----- Information supplied
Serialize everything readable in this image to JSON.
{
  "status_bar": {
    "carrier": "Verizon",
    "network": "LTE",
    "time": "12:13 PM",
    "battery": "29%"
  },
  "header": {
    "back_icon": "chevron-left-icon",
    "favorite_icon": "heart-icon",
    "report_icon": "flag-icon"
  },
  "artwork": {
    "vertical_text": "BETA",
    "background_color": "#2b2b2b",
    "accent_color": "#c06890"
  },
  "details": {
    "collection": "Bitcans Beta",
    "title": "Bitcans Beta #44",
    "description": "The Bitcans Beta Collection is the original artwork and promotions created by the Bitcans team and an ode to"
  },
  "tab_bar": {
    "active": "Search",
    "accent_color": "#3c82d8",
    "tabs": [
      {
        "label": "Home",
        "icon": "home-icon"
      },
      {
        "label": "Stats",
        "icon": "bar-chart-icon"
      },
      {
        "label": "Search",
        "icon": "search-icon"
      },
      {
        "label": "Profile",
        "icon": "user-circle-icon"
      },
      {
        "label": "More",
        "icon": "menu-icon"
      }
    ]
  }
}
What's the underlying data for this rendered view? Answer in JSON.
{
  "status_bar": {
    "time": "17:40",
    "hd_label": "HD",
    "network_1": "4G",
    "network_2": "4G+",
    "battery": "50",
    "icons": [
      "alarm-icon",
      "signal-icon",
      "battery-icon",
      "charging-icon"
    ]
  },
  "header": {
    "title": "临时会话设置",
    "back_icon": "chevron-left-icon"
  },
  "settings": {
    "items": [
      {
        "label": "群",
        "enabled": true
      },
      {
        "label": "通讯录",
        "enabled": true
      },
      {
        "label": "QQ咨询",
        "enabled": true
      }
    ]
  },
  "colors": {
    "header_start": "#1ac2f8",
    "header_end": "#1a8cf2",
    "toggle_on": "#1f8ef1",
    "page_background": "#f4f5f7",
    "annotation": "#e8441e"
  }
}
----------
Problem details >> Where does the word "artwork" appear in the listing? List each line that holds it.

Output below >>
  "artwork": {
    "description": "The Bitcans Beta Collection is the original artwork and promotions created by the Bitcans team and an ode to"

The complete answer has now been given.